JMP 9 introduced an add-in architecture that makes creating and distributing extensions to JMP easy. This makes JMP a platform for creating new analytic tools. It also makes it easy to add new functionality. Creating a JMP add-in is pretty simple. All you need to know is JMP Scripting Language (JSL).
There are two distinct phases to the process of creating a JMP add-in: development and deployment.
We'll cover development first.
Begin the process of developing your add-in by creating a folder to contain all the pieces that your add-in might require. This is your "add-in folder".
Next, you'll need to decide on some names.
Each JSL add-in must have a unique ID. This is a name that is rarely seen by the end user of an add-in. We suggest that you use something like the reverse DNS naming convention to create this unique name.
For this example, I'll call my add-in "com.jmp.jperk.texttocols".
An add-in also has a display name, which is what the user will see most of the time. This is a friendlier name, and there is no requirement for uniqueness with this name. I'll call mine "Text to Columns".
In your add-in folder, create a text file called "addin.def".

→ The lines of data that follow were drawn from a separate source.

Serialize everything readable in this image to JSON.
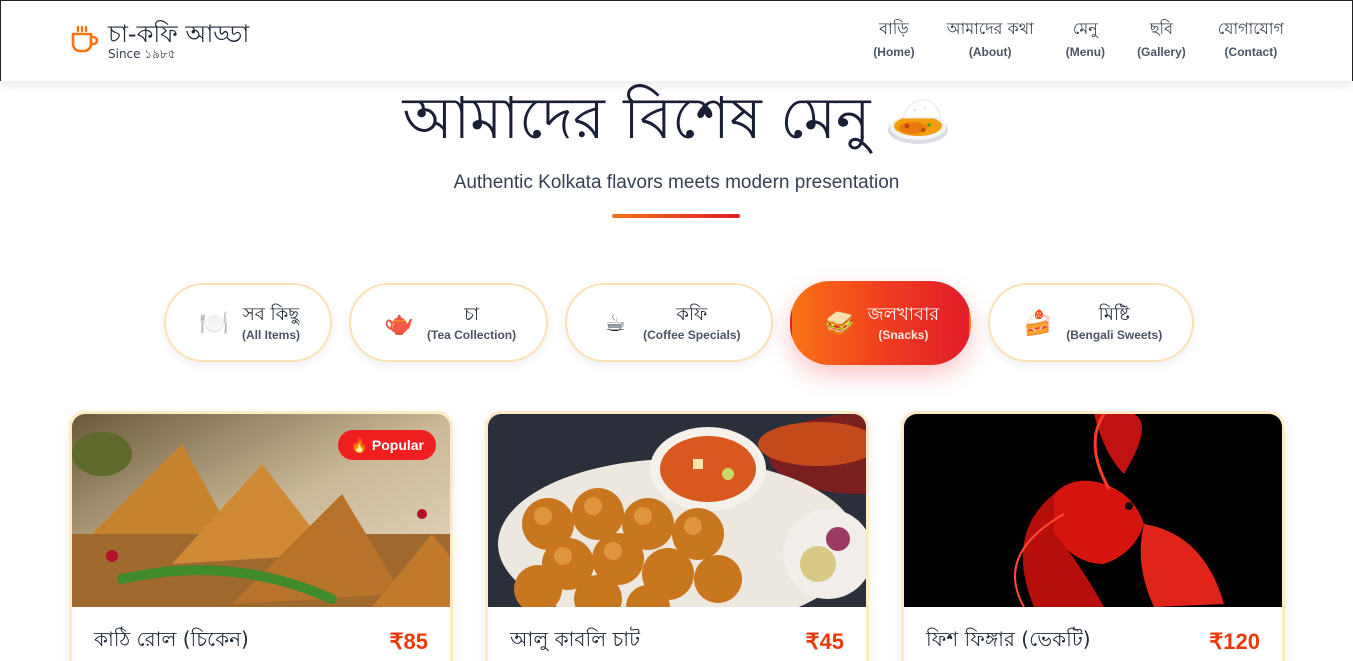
{
  "brand": {
    "name": "চা-কফি আড্ডা",
    "since": "Since ১৯৮৫",
    "icon": "coffee-cup-icon"
  },
  "nav": [
    {
      "bn": "বাড়ি",
      "en": "(Home)"
    },
    {
      "bn": "আমাদের কথা",
      "en": "(About)"
    },
    {
      "bn": "মেনু",
      "en": "(Menu)"
    },
    {
      "bn": "ছবি",
      "en": "(Gallery)"
    },
    {
      "bn": "যোগাযোগ",
      "en": "(Contact)"
    }
  ],
  "hero": {
    "title": "আমাদের বিশেষ মেনু",
    "title_icon": "curry-rice-icon",
    "subtitle": "Authentic Kolkata flavors meets modern presentation"
  },
  "filters": [
    {
      "icon": "🍽️",
      "icon_name": "plate-icon",
      "bn": "সব কিছু",
      "en": "(All Items)",
      "active": false
    },
    {
      "icon": "🫖",
      "icon_name": "teapot-icon",
      "bn": "চা",
      "en": "(Tea Collection)",
      "active": false
    },
    {
      "icon": "☕",
      "icon_name": "coffee-icon",
      "bn": "কফি",
      "en": "(Coffee Specials)",
      "active": false
    },
    {
      "icon": "🥪",
      "icon_name": "sandwich-icon",
      "bn": "জলখাবার",
      "en": "(Snacks)",
      "active": true
    },
    {
      "icon": "🍰",
      "icon_name": "cake-icon",
      "bn": "মিষ্টি",
      "en": "(Bengali Sweets)",
      "active": false
    }
  ],
  "cards": [
    {
      "name": "কাঠি রোল (চিকেন)",
      "price": "₹85",
      "badge": "Popular",
      "badge_icon": "🔥",
      "image": "samosa-photo"
    },
    {
      "name": "আলু কাবলি চাট",
      "price": "₹45",
      "image": "pav-bhaji-photo"
    },
    {
      "name": "ফিশ ফিঙ্গার (ভেকটি)",
      "price": "₹120",
      "image": "red-betta-fish-photo"
    }
  ],
  "colors": {
    "accent_start": "#f97316",
    "accent_end": "#e11d2a",
    "price": "#ea3a0c",
    "pill_border": "#fbe2b5"
  }
}
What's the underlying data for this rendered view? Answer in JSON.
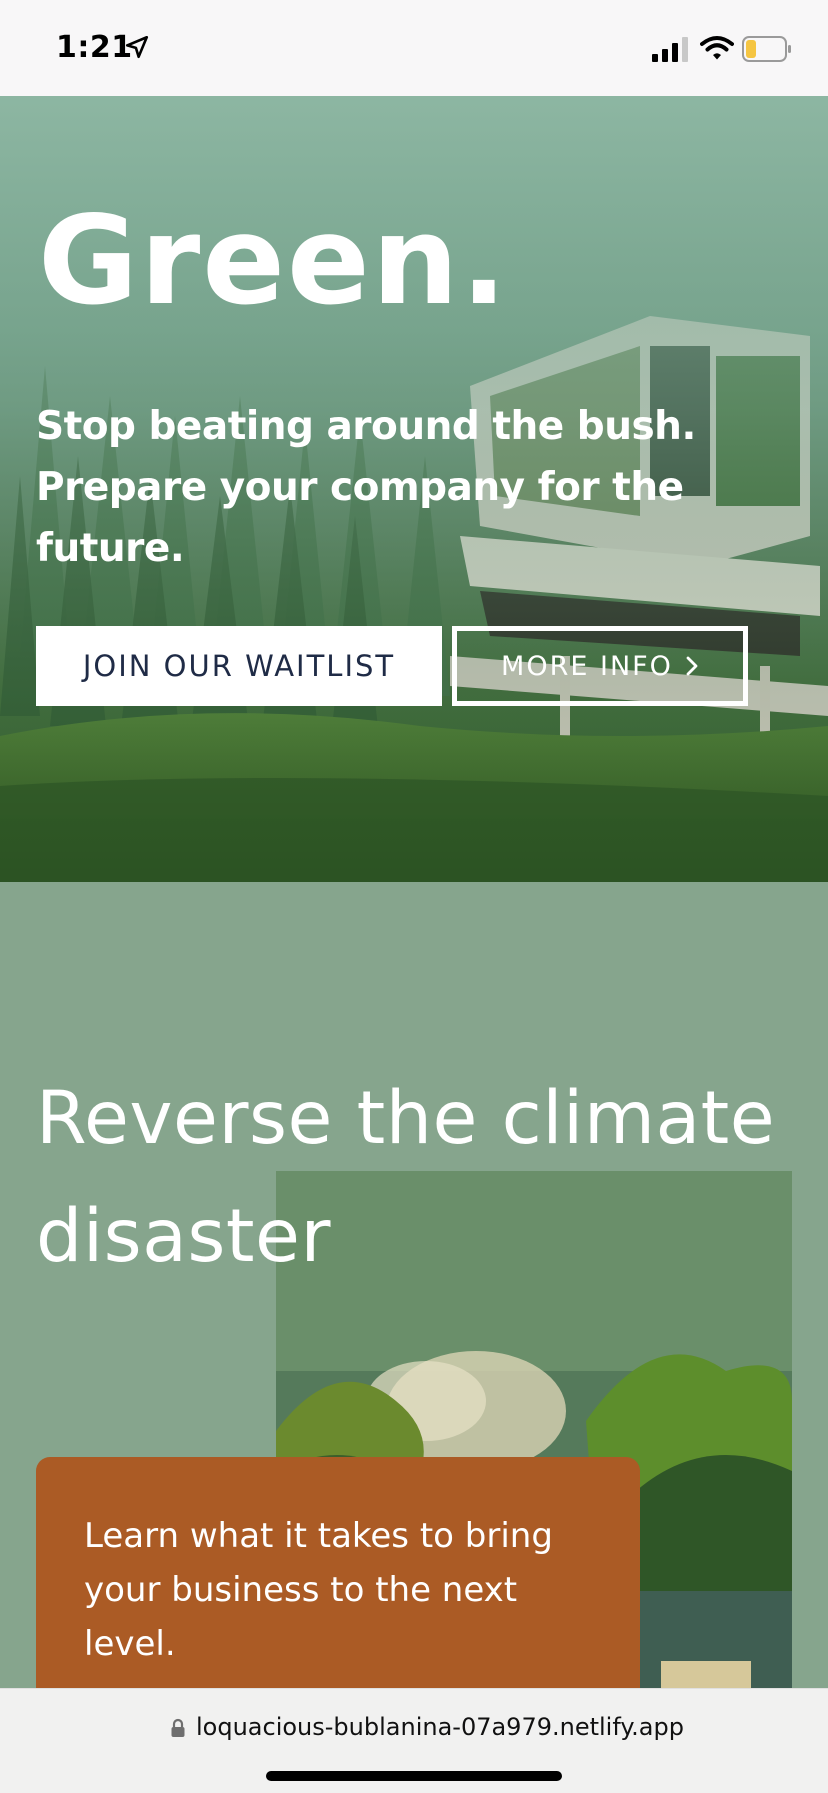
{
  "status_bar": {
    "time": "1:21",
    "icons": [
      "location-arrow-icon",
      "cellular-signal-icon",
      "wifi-icon",
      "battery-icon"
    ],
    "battery_color": "#f5c542"
  },
  "hero": {
    "title": "Green.",
    "tagline": "Stop beating around the bush. Prepare your company for the future.",
    "primary_button": "JOIN OUR WAITLIST",
    "secondary_button": "MORE INFO",
    "secondary_button_icon": "chevron-right-icon",
    "colors": {
      "primary_button_text": "#1f2b46",
      "overlay": "#6b9a82"
    }
  },
  "section": {
    "title": "Reverse the climate disaster",
    "card_text": "Learn what it takes to bring your business to the next level.",
    "colors": {
      "background": "#86a58d",
      "card": "#ab5b25"
    }
  },
  "browser": {
    "url": "loquacious-bublanina-07a979.netlify.app",
    "lock_icon": "lock-icon"
  }
}
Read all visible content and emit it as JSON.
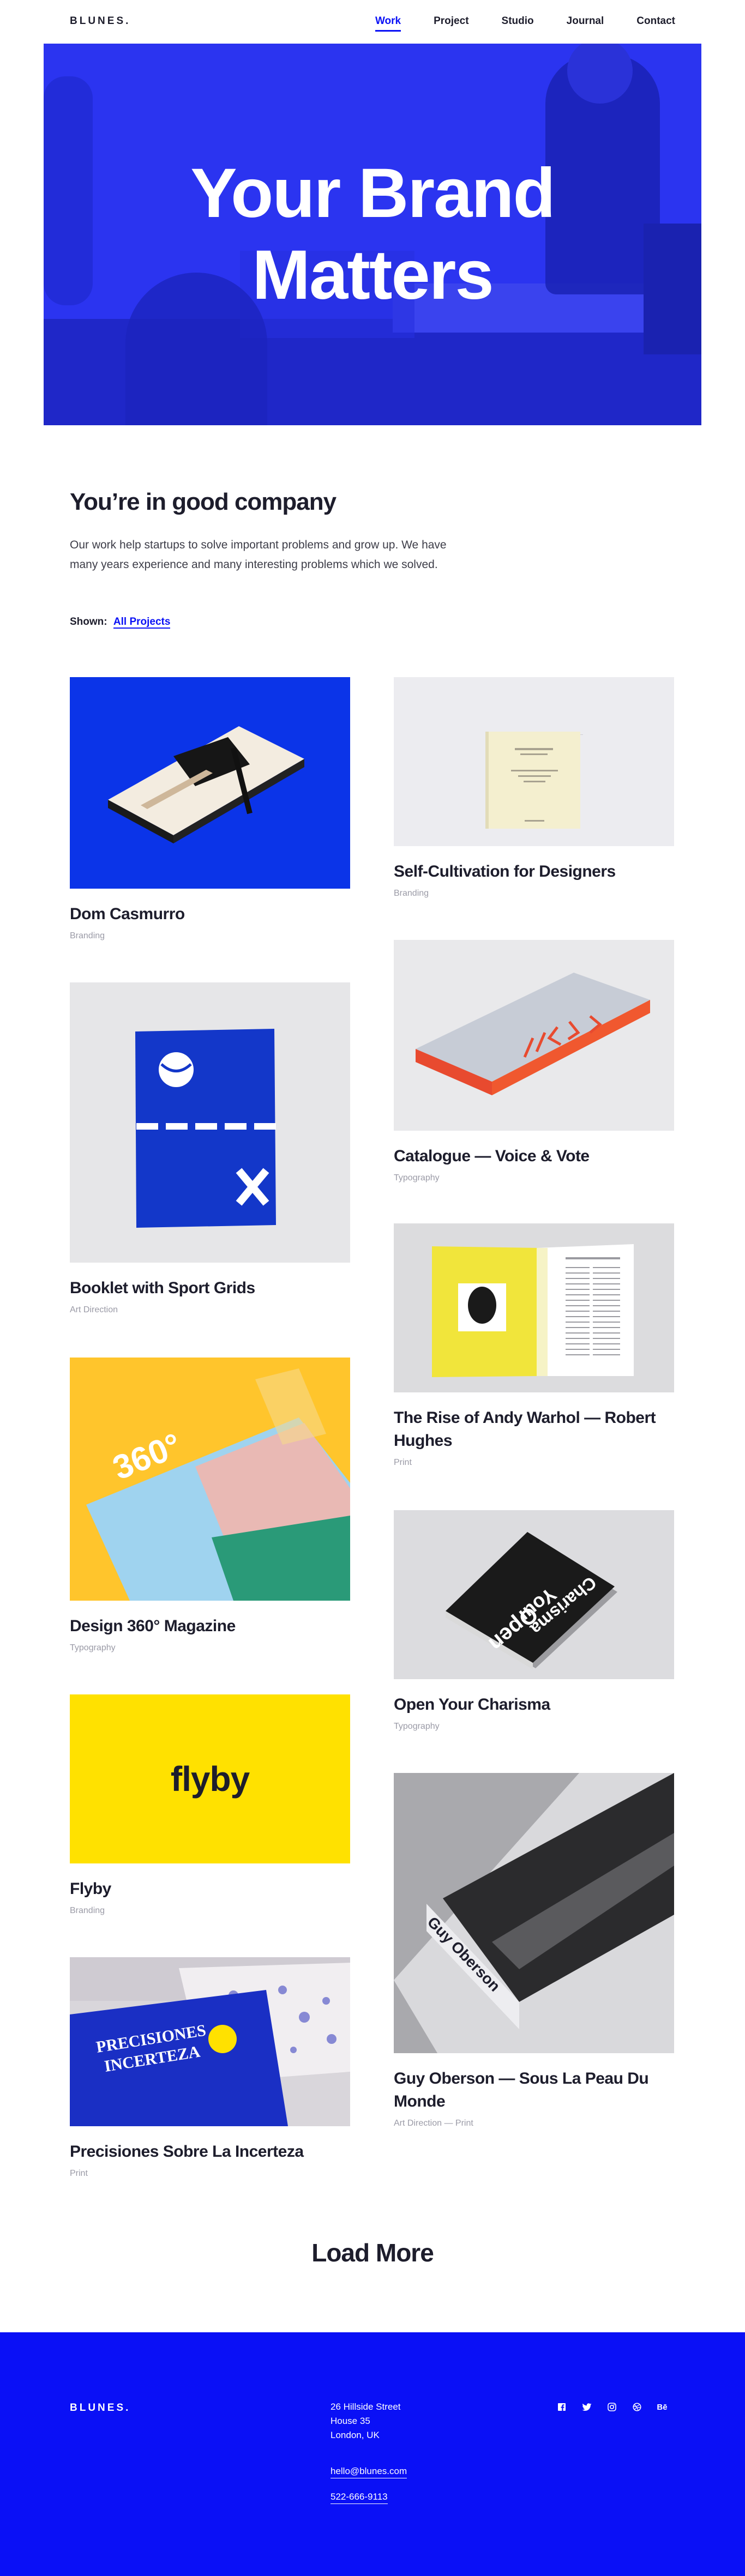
{
  "brand": "BLUNES.",
  "nav": [
    {
      "label": "Work"
    },
    {
      "label": "Project"
    },
    {
      "label": "Studio"
    },
    {
      "label": "Journal"
    },
    {
      "label": "Contact"
    }
  ],
  "hero": {
    "title_line1": "Your Brand",
    "title_line2": "Matters"
  },
  "intro": {
    "heading": "You’re in good company",
    "text": "Our work help startups to solve important problems and grow up. We have many years experience and many interesting problems which we solved.",
    "shown_label": "Shown:",
    "shown_link": "All Projects"
  },
  "projects": [
    {
      "title": "Dom Casmurro",
      "category": "Branding",
      "image": "book-on-blue"
    },
    {
      "title": "Self-Cultivation for Designers",
      "category": "Branding",
      "image": "cream-book"
    },
    {
      "title": "Booklet with Sport Grids",
      "category": "Art Direction",
      "image": "blue-booklet"
    },
    {
      "title": "Catalogue — Voice & Vote",
      "category": "Typography",
      "image": "grey-catalogue"
    },
    {
      "title": "The Rise of Andy Warhol — Robert Hughes",
      "category": "Print",
      "image": "open-magazine"
    },
    {
      "title": "Design 360° Magazine",
      "category": "Typography",
      "image": "magazine-on-yellow"
    },
    {
      "title": "Open Your Charisma",
      "category": "Typography",
      "image": "black-books"
    },
    {
      "title": "Flyby",
      "category": "Branding",
      "image": "flyby-logo",
      "logo_text": "flyby"
    },
    {
      "title": "Guy Oberson — Sous La Peau Du Monde",
      "category": "Art Direction — Print",
      "image": "guy-oberson-book"
    },
    {
      "title": "Precisiones Sobre La Incerteza",
      "category": "Print",
      "image": "precisiones-book"
    }
  ],
  "load_more": "Load More",
  "footer": {
    "brand": "BLUNES.",
    "address_line1": "26 Hillside Street",
    "address_line2": "House 35",
    "address_line3": "London, UK",
    "email": "hello@blunes.com",
    "phone": "522-666-9113",
    "social": [
      "facebook-icon",
      "twitter-icon",
      "instagram-icon",
      "dribbble-icon",
      "behance-icon"
    ]
  },
  "colors": {
    "accent": "#0a10f6",
    "hero": "#2b34f0",
    "text": "#1d1d2c"
  }
}
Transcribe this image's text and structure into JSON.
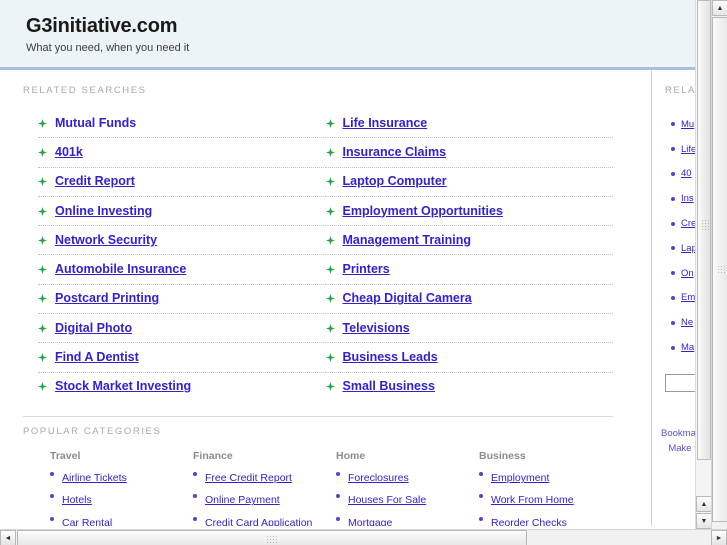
{
  "header": {
    "title": "G3initiative.com",
    "tagline": "What you need, when you need it"
  },
  "main": {
    "related_searches_label": "RELATED SEARCHES",
    "popular_categories_label": "POPULAR CATEGORIES",
    "links_left": [
      "Mutual Funds",
      "401k",
      "Credit Report",
      "Online Investing",
      "Network Security",
      "Automobile Insurance",
      "Postcard Printing",
      "Digital Photo",
      "Find A Dentist",
      "Stock Market Investing"
    ],
    "links_right": [
      "Life Insurance",
      "Insurance Claims",
      "Laptop Computer",
      "Employment Opportunities",
      "Management Training",
      "Printers",
      "Cheap Digital Camera",
      "Televisions",
      "Business Leads",
      "Small Business"
    ],
    "categories": [
      {
        "title": "Travel",
        "items": [
          "Airline Tickets",
          "Hotels",
          "Car Rental"
        ]
      },
      {
        "title": "Finance",
        "items": [
          "Free Credit Report",
          "Online Payment",
          "Credit Card Application"
        ]
      },
      {
        "title": "Home",
        "items": [
          "Foreclosures",
          "Houses For Sale",
          "Mortgage"
        ]
      },
      {
        "title": "Business",
        "items": [
          "Employment",
          "Work From Home",
          "Reorder Checks"
        ]
      }
    ]
  },
  "sidebar": {
    "related_label": "RELATED",
    "items": [
      "Mu",
      "Life",
      "40",
      "Ins",
      "Cre",
      "Lap",
      "On",
      "Em",
      "Ne",
      "Ma"
    ],
    "search_value": "",
    "footer_line1": "Bookmark",
    "footer_line2": "Make this"
  },
  "scrollbars": {
    "up_arrow": "▲",
    "down_arrow": "▼",
    "left_arrow": "◄",
    "right_arrow": "►"
  },
  "colors": {
    "link": "#3322cc",
    "header_bg": "#edf4f8",
    "header_rule": "#a8c0e0",
    "bullet_green": "#2aa34a",
    "bullet_purple": "#5b3fd0",
    "label_gray": "#a8a8a8"
  }
}
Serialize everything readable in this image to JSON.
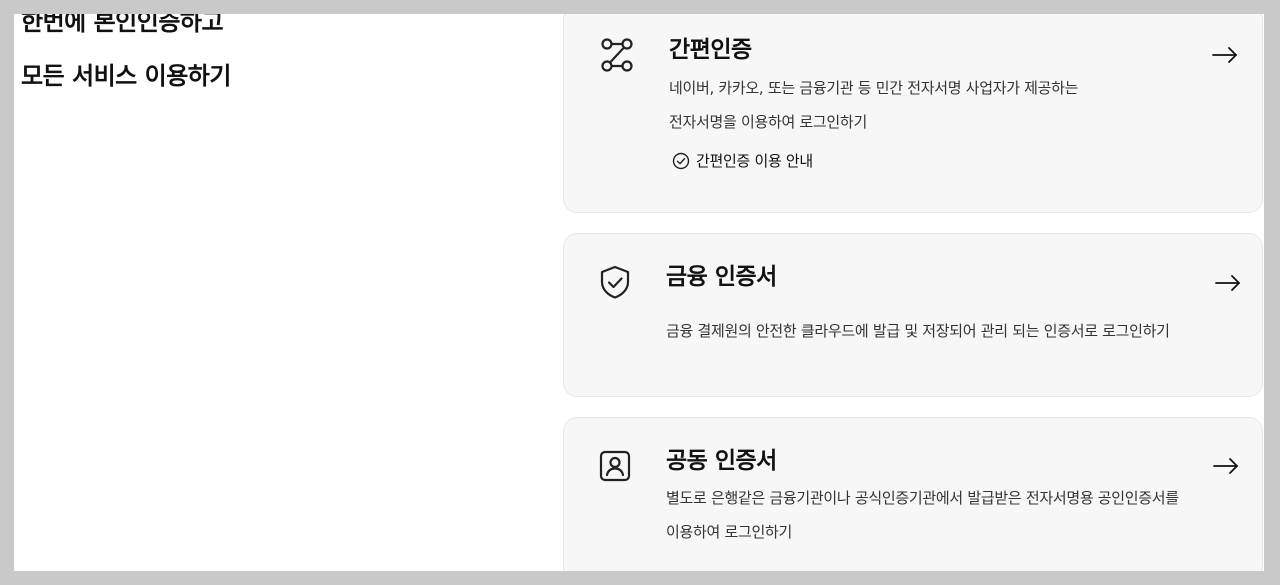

The contents of this file should be as follows, substituting your unique ID and display name as appropriate:
name="Text to Columns"
Now, you need to register your add-in with JMP. Do this by opening the addin.def file with JMP. When you do this, JMP will prompt you to ask if you want to install your add-in.
This seems odd at first, but you'll need this so JMP knows about your add-in as you develop it. Go ahead and click "Install" to complete the registration.
This registration connects the ID for your add-in with your add-in directory. You can now reference this directory using the $ADDIN_HOME(uniqueID) path variable. For example, you could use the include function like this:
Now begin writing the JSL for your add in. Save it into your add-in directory.
As you write your JSL, if you need to refer to any external files, like data or a DLL, put them in your add-in directory. You should use the $ADDIN_HOME(uniqueID) path variable to reference them in your JSL code.
After your JSL is complete, you'll need to build a custom menu, so users of your add-in can access it.
Go to View->Customize->Menus and Toolbars to launch the menu editor.
Click the "Change..." button at the top of the editor to change to editing customizations for your add-in.
Now, you can create a custom menu item to launch your JSL. I'm putting mine in the Columns menu after a separator.
Give your menu command a unique, Internal Name. This is the name that JMP will use to find this menu item if it's referred to by other custom menus. Next, put the text of the menu item itself in the Caption field. This is what will be shown in the menu. You can also insert a tooltip in the Tip field. Use the Localize buttons to put localized versions of the Caption and Tip, if you desire.
In the "Action" section, choose "Run JSL in this file" and then click the the checkbox next to "Use add-in home folder" and make sure that your add-in ID is chosen.
Note the "Icon" section where you could use an image file from your add-in home folder as the icon for your menu item.
When you click "OK", JMP will save the customization file you just created in your add-in directory as "addin.jmpcust".
You're now ready to package your add-in for deployment. You need to create a .ZIP archive of: 1) addin.def, 2) addin.jmpcust, 3) your .JSL file and any other dependencies.
You'll need to change the ".zip" extension on the archive to ".jmpaddin".
Now you can test your packaged add-in.
Start by Unregistering the development version of your add-in. (View->add-ins)
Now, double-click on the .jmpaddin file that is now your deployable add-in.
JMP will ask you if you'd like to install your add-in.
After you install it, you'll see it listed in the View->Add-ins... dialog. Note that the directory is not your add-in directory but a directory in the user area for JMP.
JMP has expanded the .zip archive into this user area. Click on the directory name in the dialog to see its contents. This is convenient for looking at any JSL used by an add-in.
Finally, you can go to the custom menu created by the add-in to launch it.